<<<<
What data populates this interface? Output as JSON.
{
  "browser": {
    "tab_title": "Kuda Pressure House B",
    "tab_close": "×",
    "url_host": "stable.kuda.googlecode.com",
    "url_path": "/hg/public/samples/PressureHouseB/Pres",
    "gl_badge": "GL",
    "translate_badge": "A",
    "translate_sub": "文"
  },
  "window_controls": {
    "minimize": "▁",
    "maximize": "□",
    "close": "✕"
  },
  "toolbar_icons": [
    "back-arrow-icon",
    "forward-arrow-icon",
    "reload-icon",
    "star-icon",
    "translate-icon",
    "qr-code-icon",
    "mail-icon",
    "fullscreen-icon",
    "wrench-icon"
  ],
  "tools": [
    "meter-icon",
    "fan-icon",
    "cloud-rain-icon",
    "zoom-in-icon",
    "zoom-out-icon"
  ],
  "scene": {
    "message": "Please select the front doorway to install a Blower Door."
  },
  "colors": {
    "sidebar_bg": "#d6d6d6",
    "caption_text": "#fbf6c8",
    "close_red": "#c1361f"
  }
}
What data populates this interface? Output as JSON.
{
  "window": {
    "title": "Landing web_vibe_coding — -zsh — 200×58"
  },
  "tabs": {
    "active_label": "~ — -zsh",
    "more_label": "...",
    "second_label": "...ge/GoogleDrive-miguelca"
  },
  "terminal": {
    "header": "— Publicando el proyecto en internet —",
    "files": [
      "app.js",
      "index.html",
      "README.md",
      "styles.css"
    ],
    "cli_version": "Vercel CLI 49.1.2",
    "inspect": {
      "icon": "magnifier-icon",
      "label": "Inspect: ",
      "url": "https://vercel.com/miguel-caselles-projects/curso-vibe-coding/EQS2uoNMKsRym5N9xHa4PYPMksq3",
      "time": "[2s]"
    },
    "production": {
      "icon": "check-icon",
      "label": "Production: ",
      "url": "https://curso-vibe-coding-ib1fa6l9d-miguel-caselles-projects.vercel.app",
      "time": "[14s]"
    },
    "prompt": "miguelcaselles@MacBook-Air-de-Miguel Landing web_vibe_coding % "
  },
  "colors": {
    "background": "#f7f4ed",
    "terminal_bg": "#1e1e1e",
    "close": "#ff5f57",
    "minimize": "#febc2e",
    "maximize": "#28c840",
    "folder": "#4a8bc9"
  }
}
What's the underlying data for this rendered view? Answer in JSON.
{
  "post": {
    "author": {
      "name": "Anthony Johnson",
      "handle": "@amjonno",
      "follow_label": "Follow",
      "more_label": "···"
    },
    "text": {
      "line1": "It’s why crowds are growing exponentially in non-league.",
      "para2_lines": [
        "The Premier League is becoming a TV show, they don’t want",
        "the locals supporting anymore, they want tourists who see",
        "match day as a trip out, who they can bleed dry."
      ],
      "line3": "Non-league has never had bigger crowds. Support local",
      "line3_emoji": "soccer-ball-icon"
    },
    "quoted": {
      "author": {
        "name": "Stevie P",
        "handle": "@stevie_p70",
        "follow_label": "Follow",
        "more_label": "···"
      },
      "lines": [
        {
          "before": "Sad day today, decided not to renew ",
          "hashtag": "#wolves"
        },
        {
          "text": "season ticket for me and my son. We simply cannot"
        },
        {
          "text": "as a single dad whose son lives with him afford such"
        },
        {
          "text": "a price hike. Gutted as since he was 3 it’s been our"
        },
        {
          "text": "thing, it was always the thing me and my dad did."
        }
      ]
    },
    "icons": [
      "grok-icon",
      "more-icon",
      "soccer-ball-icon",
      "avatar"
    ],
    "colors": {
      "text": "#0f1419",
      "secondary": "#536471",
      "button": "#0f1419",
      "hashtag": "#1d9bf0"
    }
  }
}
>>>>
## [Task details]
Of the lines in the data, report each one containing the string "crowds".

## [Response area]
      "line1": "It’s why crowds are growing exponentially in non-league.",
      "line3": "Non-league has never had bigger crowds. Support local",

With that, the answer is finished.